Not so!

If you want to write for a living, then great, approach it like any job and expect to put long, hard hours in paying your dues before you start making a living at it. Learn the business, do your research, know what you're getting into.

But if it ever becomes all about the next paycheck, if it ever just becomes just another job, something you dread hauling yourself out of bed in the morning….then go flip burgers somewhere.

Don't let anyone steal your joy!

And if anyone tries, just send them my way—the girl not afraid to slice and dice a cadaver her first day of med school!

On a similar note, there's discussion on one of my loops about people who "hear" the words while they read—something I thought everyone did until others spoke up and said they didn't hear anything when they read.

So now I'm curious—do you "hear" what you read? Or write? Or not?

Thanks for reading,
CJ, kinda hoping she's not the only one with these voices in her head!

About CJ:
As a pediatric ER doctor, CJ Lyons lived the life she writes about in her cutting edge suspense novels and has been called a "master of the genre" (Pittsburgh Magazine). Her award-winning, critically acclaimed Angels of Mercy series (LIFELINES, WARNING SIGNS, and URGENT CARE) is available in stores now with the fourth book, CRITICAL CONDITION due out December, 2010. CJ's newest project is as co-author of the first in a new suspense series with Erin Brockovich. To learn more about CJ and her work, go to


Sophie Littlefield said...

CJ, I can't imagine what it must have felt like to spend so much time intensely defining yourself in one direction by studying medicine, all the while having a secret passion pulling you in another. You were brave to seize on it, as is everyone who changes courses. I'm always amazed at the variety of day jobs and "past lives" the people in our genre have had before arriving here.

Gabi said...

You honored your friend with your first book (a great read) but I am sorry for your loss.

Don't let anyone steal your joy. Good advice for writers and non-writers of every age.

Hard Boiled Mysti said...

I read much faster than I can listen or speak. I write much faster than that too, I think. When. Not. Hesitating. Over. Every. Word.

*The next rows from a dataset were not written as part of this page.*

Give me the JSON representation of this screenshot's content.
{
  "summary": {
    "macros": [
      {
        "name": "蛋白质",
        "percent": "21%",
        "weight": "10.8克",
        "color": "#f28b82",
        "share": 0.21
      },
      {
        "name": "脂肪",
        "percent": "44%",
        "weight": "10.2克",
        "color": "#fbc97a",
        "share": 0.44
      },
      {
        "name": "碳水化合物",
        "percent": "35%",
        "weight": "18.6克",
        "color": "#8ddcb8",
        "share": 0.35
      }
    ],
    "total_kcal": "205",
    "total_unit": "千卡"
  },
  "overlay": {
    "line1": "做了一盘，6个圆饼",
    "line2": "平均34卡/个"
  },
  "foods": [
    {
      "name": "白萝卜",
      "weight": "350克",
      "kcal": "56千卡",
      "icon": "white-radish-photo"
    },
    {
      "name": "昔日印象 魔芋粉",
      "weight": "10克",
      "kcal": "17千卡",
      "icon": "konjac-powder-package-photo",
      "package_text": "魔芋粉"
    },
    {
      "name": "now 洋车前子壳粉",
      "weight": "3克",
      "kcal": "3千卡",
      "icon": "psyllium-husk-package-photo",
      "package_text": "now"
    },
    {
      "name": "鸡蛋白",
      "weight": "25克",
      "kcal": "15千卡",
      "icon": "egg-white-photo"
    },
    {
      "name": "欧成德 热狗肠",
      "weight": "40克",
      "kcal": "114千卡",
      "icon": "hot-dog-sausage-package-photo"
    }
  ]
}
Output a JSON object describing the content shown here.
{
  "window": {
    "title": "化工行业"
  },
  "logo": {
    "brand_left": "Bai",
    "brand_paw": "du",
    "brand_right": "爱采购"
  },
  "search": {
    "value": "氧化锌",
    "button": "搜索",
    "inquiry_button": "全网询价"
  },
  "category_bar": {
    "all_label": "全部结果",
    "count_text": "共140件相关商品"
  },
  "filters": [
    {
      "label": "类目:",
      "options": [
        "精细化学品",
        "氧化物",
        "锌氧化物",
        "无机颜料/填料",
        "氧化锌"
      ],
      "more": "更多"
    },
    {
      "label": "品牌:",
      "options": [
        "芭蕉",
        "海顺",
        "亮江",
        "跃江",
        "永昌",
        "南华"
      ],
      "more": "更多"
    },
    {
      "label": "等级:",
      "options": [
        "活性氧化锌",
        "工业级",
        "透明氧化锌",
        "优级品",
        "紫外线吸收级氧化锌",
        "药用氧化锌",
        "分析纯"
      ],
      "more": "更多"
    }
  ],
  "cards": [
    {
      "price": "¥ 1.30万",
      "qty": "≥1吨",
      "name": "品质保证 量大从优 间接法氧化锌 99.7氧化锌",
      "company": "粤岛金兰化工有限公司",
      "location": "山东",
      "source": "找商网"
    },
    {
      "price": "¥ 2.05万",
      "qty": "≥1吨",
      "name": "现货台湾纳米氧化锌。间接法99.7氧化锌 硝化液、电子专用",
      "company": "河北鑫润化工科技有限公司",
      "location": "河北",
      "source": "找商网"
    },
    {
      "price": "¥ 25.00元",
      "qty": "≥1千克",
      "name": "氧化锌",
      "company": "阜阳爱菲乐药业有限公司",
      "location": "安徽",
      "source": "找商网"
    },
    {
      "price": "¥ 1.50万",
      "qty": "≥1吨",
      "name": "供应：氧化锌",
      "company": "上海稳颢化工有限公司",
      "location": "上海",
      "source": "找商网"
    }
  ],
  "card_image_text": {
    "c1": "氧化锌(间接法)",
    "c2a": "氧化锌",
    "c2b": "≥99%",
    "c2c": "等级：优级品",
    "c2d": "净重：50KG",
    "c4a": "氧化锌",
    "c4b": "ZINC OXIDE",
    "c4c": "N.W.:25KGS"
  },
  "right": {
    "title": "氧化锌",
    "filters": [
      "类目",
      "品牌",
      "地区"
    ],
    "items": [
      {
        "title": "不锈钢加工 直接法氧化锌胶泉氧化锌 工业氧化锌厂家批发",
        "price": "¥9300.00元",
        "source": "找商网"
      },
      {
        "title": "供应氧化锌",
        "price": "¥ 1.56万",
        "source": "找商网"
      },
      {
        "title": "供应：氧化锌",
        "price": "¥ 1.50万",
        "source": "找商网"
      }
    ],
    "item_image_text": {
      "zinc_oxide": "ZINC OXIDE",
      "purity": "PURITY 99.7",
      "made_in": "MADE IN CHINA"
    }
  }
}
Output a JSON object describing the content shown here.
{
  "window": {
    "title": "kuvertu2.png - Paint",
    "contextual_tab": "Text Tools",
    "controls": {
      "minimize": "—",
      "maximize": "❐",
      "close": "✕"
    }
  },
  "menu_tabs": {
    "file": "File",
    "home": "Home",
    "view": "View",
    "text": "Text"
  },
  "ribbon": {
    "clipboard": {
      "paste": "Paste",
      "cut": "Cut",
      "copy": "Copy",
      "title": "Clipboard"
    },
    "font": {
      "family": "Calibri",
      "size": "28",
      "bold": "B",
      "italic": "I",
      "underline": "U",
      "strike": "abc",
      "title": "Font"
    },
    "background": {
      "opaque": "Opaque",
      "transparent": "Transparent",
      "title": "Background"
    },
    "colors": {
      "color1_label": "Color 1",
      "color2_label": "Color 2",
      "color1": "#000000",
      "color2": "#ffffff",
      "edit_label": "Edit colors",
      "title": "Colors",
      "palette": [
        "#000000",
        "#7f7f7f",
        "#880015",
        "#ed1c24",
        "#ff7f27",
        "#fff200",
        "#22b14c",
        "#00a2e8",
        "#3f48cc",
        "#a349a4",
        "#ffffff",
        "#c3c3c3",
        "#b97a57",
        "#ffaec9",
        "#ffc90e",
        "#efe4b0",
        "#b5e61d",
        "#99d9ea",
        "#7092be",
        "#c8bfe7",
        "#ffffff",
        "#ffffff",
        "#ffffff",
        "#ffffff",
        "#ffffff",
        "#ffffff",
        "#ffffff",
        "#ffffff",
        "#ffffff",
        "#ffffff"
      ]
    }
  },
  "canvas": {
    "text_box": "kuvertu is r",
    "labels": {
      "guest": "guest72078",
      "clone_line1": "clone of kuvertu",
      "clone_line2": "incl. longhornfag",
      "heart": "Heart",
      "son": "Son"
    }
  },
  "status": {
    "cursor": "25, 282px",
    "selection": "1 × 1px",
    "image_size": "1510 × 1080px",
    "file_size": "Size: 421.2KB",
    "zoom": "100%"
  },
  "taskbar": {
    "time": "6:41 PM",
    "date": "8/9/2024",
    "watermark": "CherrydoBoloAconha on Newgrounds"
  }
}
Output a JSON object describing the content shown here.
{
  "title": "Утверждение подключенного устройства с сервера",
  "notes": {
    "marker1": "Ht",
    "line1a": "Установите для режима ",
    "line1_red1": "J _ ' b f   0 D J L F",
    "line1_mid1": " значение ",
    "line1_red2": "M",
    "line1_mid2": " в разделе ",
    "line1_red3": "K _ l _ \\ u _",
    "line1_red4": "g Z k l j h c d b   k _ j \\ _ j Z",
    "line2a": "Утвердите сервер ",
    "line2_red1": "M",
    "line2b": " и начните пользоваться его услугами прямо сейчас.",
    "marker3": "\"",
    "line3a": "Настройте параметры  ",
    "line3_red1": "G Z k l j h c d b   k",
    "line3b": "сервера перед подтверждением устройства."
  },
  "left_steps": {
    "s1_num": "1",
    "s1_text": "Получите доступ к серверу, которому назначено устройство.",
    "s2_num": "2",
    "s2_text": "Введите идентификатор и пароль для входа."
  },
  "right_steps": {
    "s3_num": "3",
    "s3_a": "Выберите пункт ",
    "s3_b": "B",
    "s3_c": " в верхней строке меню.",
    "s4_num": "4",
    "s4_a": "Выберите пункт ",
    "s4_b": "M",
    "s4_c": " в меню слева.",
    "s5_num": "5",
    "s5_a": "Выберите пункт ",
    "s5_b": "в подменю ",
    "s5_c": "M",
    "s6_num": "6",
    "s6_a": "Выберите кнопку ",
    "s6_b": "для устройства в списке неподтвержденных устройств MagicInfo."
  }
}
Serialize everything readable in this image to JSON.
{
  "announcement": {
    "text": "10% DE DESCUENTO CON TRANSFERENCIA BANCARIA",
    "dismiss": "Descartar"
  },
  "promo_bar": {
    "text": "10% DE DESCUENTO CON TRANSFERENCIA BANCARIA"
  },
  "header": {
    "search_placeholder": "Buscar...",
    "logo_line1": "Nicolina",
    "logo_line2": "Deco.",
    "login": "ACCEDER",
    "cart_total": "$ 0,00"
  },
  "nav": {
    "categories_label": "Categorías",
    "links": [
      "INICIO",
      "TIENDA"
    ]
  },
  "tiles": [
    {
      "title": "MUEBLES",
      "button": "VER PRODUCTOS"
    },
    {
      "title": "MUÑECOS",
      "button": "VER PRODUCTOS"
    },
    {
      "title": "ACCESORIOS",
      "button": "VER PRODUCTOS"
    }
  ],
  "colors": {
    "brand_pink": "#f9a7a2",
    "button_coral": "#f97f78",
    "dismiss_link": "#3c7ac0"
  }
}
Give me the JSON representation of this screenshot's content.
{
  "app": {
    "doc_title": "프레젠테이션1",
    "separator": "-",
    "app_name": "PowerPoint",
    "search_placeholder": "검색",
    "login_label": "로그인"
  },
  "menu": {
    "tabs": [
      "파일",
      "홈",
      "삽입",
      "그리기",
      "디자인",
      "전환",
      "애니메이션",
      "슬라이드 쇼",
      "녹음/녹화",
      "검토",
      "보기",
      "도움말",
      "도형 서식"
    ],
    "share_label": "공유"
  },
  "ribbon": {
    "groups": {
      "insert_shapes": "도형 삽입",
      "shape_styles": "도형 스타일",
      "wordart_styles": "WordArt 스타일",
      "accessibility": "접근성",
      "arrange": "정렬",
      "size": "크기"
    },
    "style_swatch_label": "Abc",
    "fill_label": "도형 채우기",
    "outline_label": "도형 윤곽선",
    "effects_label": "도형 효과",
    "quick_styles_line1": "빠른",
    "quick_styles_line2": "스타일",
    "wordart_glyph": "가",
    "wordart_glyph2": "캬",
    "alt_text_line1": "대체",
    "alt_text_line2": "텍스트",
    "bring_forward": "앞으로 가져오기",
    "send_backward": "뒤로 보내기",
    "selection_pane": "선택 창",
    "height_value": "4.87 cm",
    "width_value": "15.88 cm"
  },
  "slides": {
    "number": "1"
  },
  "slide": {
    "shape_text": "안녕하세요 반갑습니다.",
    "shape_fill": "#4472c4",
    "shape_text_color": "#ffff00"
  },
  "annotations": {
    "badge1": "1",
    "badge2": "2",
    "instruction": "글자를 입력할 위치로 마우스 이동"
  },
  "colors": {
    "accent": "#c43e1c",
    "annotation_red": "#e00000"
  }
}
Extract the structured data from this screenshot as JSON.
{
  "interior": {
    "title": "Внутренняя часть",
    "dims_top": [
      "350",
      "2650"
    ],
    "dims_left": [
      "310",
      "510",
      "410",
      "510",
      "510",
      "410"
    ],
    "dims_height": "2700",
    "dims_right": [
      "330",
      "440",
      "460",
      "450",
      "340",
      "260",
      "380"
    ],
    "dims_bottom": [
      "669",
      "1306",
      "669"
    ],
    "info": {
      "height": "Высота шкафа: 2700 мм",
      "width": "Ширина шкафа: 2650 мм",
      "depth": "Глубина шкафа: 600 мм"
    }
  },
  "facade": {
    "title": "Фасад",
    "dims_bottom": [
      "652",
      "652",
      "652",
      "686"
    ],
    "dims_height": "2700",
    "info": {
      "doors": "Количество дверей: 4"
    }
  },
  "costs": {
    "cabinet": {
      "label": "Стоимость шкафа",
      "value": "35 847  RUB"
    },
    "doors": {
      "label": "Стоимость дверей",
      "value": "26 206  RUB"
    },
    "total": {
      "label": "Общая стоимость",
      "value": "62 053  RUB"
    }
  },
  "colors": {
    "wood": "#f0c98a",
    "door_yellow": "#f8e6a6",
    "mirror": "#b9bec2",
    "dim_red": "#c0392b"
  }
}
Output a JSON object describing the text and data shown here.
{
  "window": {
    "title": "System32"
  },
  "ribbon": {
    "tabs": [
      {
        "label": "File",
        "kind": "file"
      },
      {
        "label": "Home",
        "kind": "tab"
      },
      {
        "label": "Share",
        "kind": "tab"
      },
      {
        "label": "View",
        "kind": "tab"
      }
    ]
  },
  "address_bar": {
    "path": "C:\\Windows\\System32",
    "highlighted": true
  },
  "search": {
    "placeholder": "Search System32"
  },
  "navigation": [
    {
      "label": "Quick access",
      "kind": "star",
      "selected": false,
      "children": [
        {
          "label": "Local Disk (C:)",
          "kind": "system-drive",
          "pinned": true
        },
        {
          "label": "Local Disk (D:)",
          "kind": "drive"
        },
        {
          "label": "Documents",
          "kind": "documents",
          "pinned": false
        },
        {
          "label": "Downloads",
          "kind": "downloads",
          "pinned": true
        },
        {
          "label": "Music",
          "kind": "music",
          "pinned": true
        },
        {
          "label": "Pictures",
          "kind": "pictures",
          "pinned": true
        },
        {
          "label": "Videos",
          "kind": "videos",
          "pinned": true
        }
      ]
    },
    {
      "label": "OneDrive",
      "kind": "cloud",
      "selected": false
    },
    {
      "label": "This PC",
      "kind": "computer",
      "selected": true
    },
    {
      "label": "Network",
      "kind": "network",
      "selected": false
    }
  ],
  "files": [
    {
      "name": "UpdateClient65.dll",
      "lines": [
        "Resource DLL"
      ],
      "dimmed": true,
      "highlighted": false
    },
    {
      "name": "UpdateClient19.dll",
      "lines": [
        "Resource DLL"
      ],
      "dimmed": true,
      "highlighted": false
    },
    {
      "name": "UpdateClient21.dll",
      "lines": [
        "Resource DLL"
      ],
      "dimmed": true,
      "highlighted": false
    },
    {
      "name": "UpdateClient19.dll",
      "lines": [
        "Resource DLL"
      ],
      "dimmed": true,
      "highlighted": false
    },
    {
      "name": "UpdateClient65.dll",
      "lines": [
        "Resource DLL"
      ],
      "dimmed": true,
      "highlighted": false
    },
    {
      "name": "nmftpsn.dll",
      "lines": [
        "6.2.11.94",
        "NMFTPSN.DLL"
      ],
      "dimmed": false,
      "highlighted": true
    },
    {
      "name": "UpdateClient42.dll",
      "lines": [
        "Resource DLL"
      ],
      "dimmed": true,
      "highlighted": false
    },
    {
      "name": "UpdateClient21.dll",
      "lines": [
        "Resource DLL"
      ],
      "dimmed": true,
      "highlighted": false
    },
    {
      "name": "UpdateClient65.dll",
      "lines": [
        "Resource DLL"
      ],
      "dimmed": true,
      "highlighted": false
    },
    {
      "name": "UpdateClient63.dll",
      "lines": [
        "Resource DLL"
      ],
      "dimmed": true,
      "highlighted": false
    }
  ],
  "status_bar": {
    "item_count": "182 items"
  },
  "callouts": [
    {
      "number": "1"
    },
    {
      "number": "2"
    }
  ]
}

However, when I write dialog, I say it in my head and therefore hear it. And see the characters in close up usually. I feel them from the inside when writing dialog...

When I'm trying to find why a paragraph klunks instead of flows, I say it out loud in my head--but that sounds different from "hearing the words". It's a conscious choice, not something that happens automatically. I think. I'm pretty sure most of the time I'm *not* hearing the words (except dialog), because they do sound so different when read aloud. And i always have to modify my passages for reading in public.

Maybe there's some special meaning to "hearing the words" that I don't quite get?

fascinating questions!

Terry Stonecrop said...

I hear voices, too, when I read and when I write. But don't judge your sanity by me.:)

Shane Gericke said...

What you said is key, CJ: just write. We Americans tend to think that if there's no professional payoff at the end of something, especially a BIG one, than it isn't worth doing. ie., it's a "cute hobby." People who love to write should just write. Even if they cut up bodies for a living!

PK the Bookeemonster said...

I was also that young person who wanted to write. I remember creating characters for a multi-generational epic fantasy.
What I learned about myself is that I preferred reading to writing.
BUT ... here is what I would add to your advice to that young version of me. Start building the discipline of writing as well. Write every day in a journal and take some writing classes to really learn the structures and tools available to you. Just like an architect just doesn't start pictures of buildings, they have to learn to build a strong foundation in order to achieve their vision.

Kelli Stanley said...

Ceej, you are so inspirational!!

I'm going to hang up that quote about joy in front of my computer, as I wrestle with my deadline. :)